Injustice to the young Brazilian inventor and navigator, it ought to be pointed out that there may be a great difference between the learning of the lesson and its application. Where is the new engineer to be found? Certainly not among M. Santos-Dumont’s Parisian rivals. M. Roze, who has undertaken the construction of his gigantic ‘’Aviateur’’ for a financial company, is not an aëronaut. He has but lately made his first ascent—as a passenger in a spherical balloon—and is consequently ignorant of all the practical difficulties of the aerial problem. M. Tatin, who invented M. Deutsch’s imitation of the ‘‘Santos-Dumont No. 5,’’ has never made a balloon ascent. M. Simoni, the engineer-constructor of M. Lebaudy’s dirigible balloon at Mantes, has never made a balloon ascent. M. de Brasky, who is constructing a dirigible balloon invented by himself, has never made a balloon ascent. M. Severo, the Brazilian for whom Lachambre has so long had ready the envelope of his dirigible ‘‘Pax,’’ made his first trip as a passenger in a spherical balloon after he had arrived in Paris. And so one may go through the list in Europe. Count Zeppelin, it is to be noted, never recommenced his experiments after the first flight, when the wind carried his highly expensive invention thirty miles away, to be towed back on the surface of the water. In Europe, at least, M. Santos-Dumont remains the only navigator of the air.
- Much was said at the time in the Continental press about the accidental meeting of the Empress Eugenie and Henri Rochefort in Santos-Dumont’s balloon-house. What they omitted to describe was the activity with which the terrible old man got out of the reach of Franz Boucher’s camera at the moment the group was being photographed with the Empress’s gracious permission.

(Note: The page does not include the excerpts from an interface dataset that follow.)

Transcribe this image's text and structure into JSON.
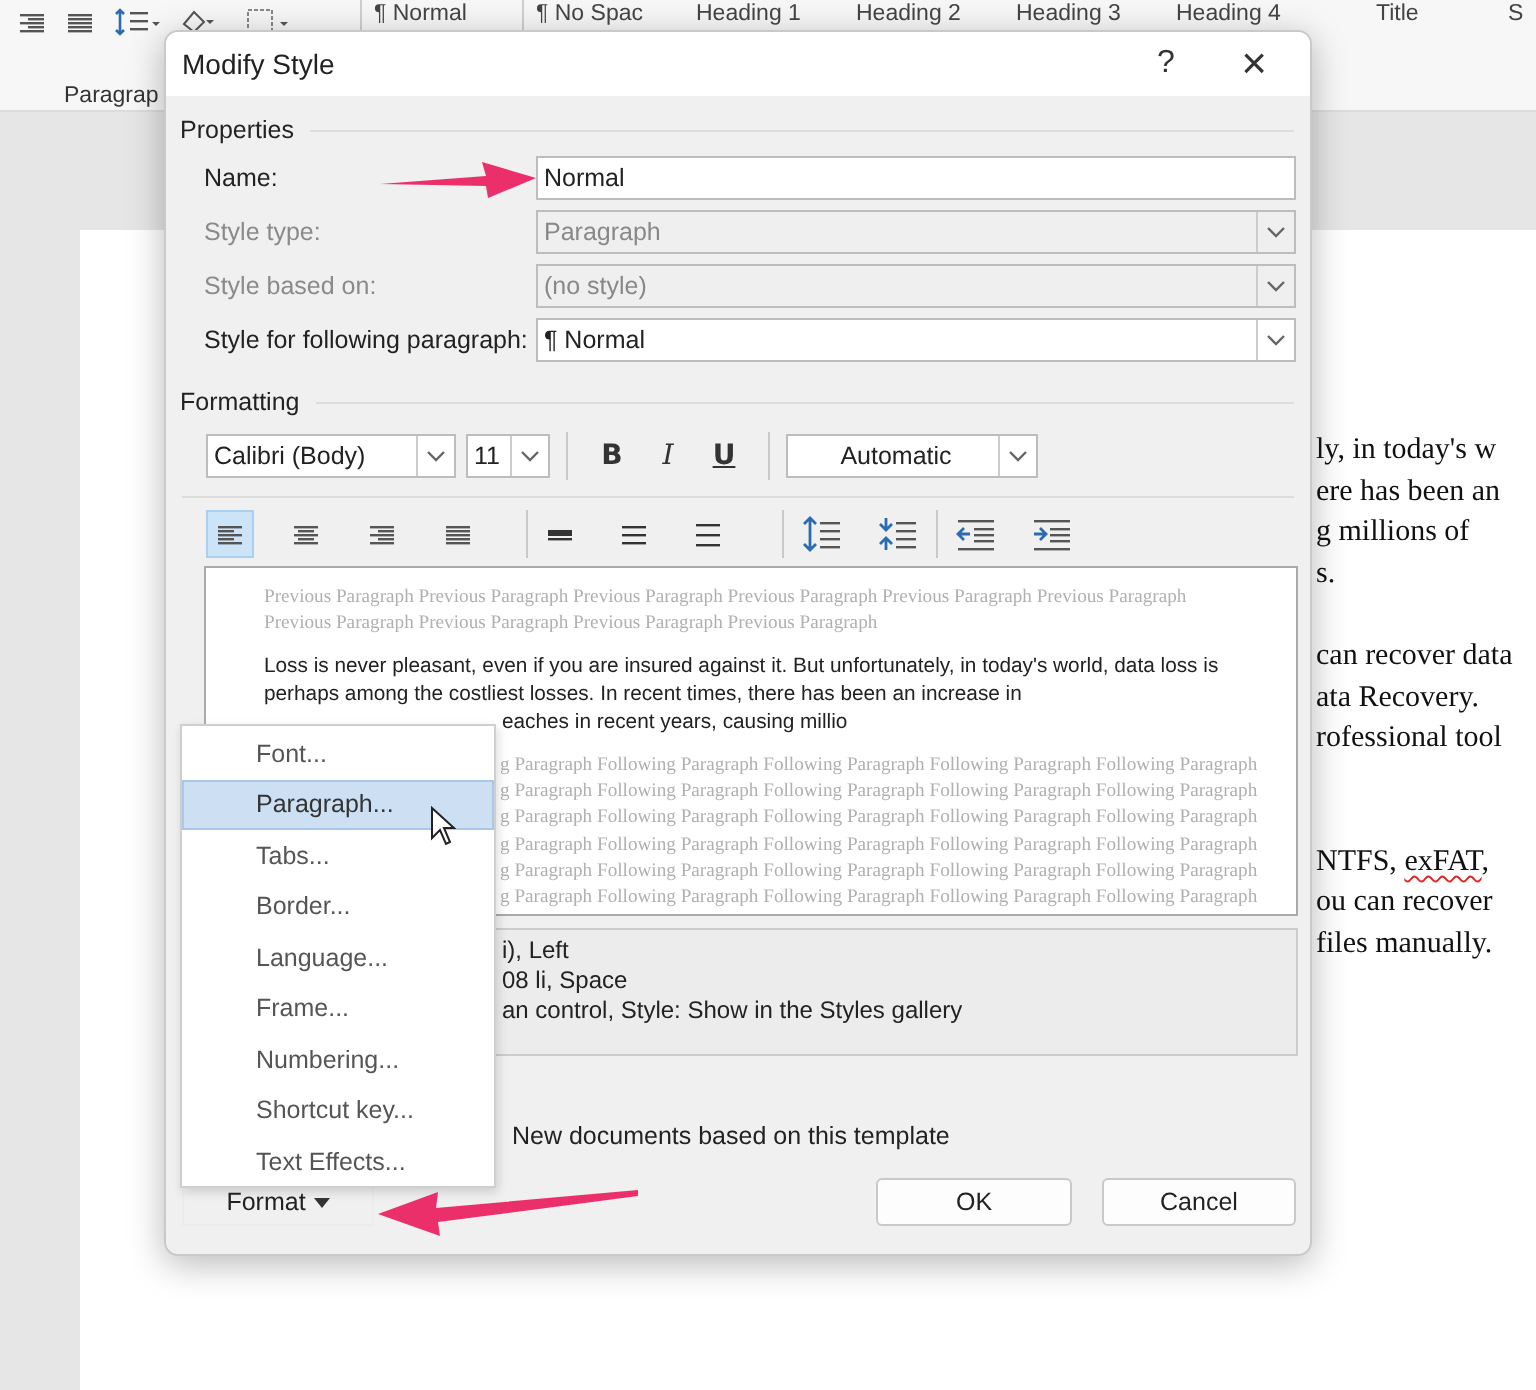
{
  "ribbon": {
    "group_label": "Paragrap",
    "styles": [
      {
        "label": "¶ Normal"
      },
      {
        "label": "¶ No Spac"
      },
      {
        "label": "Heading 1"
      },
      {
        "label": "Heading 2"
      },
      {
        "label": "Heading 3"
      },
      {
        "label": "Heading 4"
      },
      {
        "label": "Title"
      },
      {
        "label": "S"
      }
    ]
  },
  "document": {
    "paragraphs": [
      {
        "lines": [
          [
            {
              "text": "ly, in today's w",
              "misspelled": false
            }
          ],
          [
            {
              "text": "ere has been an",
              "misspelled": false
            }
          ],
          [
            {
              "text": "g millions of",
              "misspelled": false
            }
          ],
          [
            {
              "text": "s.",
              "misspelled": false
            }
          ]
        ]
      },
      {
        "lines": [
          [
            {
              "text": "can recover data",
              "misspelled": false
            }
          ],
          [
            {
              "text": "ata Recovery.",
              "misspelled": false
            }
          ],
          [
            {
              "text": "rofessional tool",
              "misspelled": false
            }
          ]
        ]
      },
      {
        "lines": [
          [
            {
              "text": "NTFS, ",
              "misspelled": false
            },
            {
              "text": "exFAT",
              "misspelled": true
            },
            {
              "text": ",",
              "misspelled": false
            }
          ],
          [
            {
              "text": "ou can recover",
              "misspelled": false
            }
          ],
          [
            {
              "text": "files manually.",
              "misspelled": false
            }
          ]
        ]
      }
    ]
  },
  "dialog": {
    "title": "Modify Style",
    "help": "?",
    "close": "×",
    "properties": {
      "heading": "Properties",
      "fields": [
        {
          "label": "Name:",
          "value": "Normal",
          "kind": "text",
          "disabled": false
        },
        {
          "label": "Style type:",
          "value": "Paragraph",
          "kind": "dropdown",
          "disabled": true
        },
        {
          "label": "Style based on:",
          "value": "(no style)",
          "kind": "dropdown",
          "disabled": true
        },
        {
          "label": "Style for following paragraph:",
          "value": "¶ Normal",
          "kind": "dropdown",
          "disabled": false
        }
      ]
    },
    "formatting": {
      "heading": "Formatting",
      "font": "Calibri (Body)",
      "size": "11",
      "color_setting": "Automatic",
      "styles": [
        {
          "label": "B",
          "kind": "bold"
        },
        {
          "label": "I",
          "kind": "italic"
        },
        {
          "label": "U",
          "kind": "underline"
        }
      ],
      "alignment": [
        {
          "kind": "left",
          "selected": true
        },
        {
          "kind": "center",
          "selected": false
        },
        {
          "kind": "right",
          "selected": false
        },
        {
          "kind": "justify",
          "selected": false
        }
      ]
    },
    "preview": {
      "previous": "Previous Paragraph Previous Paragraph Previous Paragraph Previous Paragraph Previous Paragraph Previous Paragraph Previous Paragraph Previous Paragraph Previous Paragraph Previous Paragraph",
      "sample": "Loss is never pleasant, even if you are insured against it. But unfortunately, in today's world, data loss is perhaps among the costliest losses. In recent times, there has been an increase in",
      "sample_tail": "eaches in recent years, causing millio",
      "following": [
        "g Paragraph Following Paragraph Following Paragraph Following Paragraph Following Paragraph",
        "g Paragraph Following Paragraph Following Paragraph Following Paragraph Following Paragraph",
        "g Paragraph Following Paragraph Following Paragraph Following Paragraph Following Paragraph",
        "g Paragraph Following Paragraph Following Paragraph Following Paragraph Following Paragraph",
        "g Paragraph Following Paragraph Following Paragraph Following Paragraph Following Paragraph",
        "g Paragraph Following Paragraph Following Paragraph Following Paragraph Following Paragraph"
      ]
    },
    "description": [
      "i), Left",
      "08 li, Space",
      "an control, Style: Show in the Styles gallery"
    ],
    "template_option": "New documents based on this template",
    "format_button": "Format",
    "buttons": [
      "OK",
      "Cancel"
    ]
  },
  "format_menu": {
    "items": [
      {
        "label": "Font...",
        "selected": false
      },
      {
        "label": "Paragraph...",
        "selected": true
      },
      {
        "label": "Tabs...",
        "selected": false
      },
      {
        "label": "Border...",
        "selected": false
      },
      {
        "label": "Language...",
        "selected": false
      },
      {
        "label": "Frame...",
        "selected": false
      },
      {
        "label": "Numbering...",
        "selected": false
      },
      {
        "label": "Shortcut key...",
        "selected": false
      },
      {
        "label": "Text Effects...",
        "selected": false
      }
    ]
  }
}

Here was the man who did so much to bring about the fall of Napoleon III., and here was the woman who was his ancient enemy and victim; and they had not met for a quarter of a century.—S. H.
- Paris edition, New York ‘‘Herald,’’ Feb. 13, 1902.